This word may strike the unfamiliar as somehow caustic, or perhaps pertaining to a caul, or the date on which something was caused. To hear it, it’s something the cod ate. But in reality, its object is more likely appended to something that ate the cod. Ah, thereby hangs a tale… If you wish to give the cat a due, here it is: a word for things that have tails. The root is straightforward: Latin cauda, “tail.” Let your cat not bathe it in a bagna càuda. Fans of sound symbolism may wonder how so uncaudal a word could come to signify a tail. What could be curly or sinuous about a word with nothing but stops for consonants – not a liquid anywhere, and little curling of the vowels either? And yet you will find your cat so cuddly as it strokes you caudally…
Get a premium subscriptionSupport Sesquiotica with a paid subscription and get extra premium content and goodies. Starts as low as $1 a month! Find out more and subscribe on Patreon.com
I am for hireI earn my living as an independent editor, writer, and educator. Find out more and contact me at jamesharbeck.com.
Buy the T-shirt (or coffee mug or hip flask)
Wear it proudly:
I operate on a NEED-TO-KNOW basis. I need to know EVERYTHING.
Buy it at cafepress.ca/sesquiphernalia
Buy my books

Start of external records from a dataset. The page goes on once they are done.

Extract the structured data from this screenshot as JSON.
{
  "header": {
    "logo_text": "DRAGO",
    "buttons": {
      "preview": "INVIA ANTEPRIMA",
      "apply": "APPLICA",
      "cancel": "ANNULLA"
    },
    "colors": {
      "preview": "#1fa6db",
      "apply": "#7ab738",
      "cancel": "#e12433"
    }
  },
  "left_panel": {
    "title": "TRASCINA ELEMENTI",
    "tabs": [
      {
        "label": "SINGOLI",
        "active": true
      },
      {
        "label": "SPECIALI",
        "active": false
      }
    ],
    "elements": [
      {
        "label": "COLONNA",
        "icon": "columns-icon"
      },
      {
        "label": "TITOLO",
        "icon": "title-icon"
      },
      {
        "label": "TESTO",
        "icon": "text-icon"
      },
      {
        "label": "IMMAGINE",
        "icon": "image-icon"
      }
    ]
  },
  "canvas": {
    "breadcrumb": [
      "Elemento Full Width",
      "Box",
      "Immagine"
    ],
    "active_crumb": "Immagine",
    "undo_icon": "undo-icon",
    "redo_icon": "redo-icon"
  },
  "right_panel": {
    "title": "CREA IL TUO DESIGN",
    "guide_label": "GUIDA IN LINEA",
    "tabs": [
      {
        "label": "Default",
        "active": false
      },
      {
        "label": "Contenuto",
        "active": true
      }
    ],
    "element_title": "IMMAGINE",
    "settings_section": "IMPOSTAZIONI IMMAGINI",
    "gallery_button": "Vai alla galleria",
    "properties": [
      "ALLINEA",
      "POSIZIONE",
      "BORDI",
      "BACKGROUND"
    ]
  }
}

Word Tasting Notes Google groupGet just the word tasting notes daily by email – join the Google Word Tasting Notes group.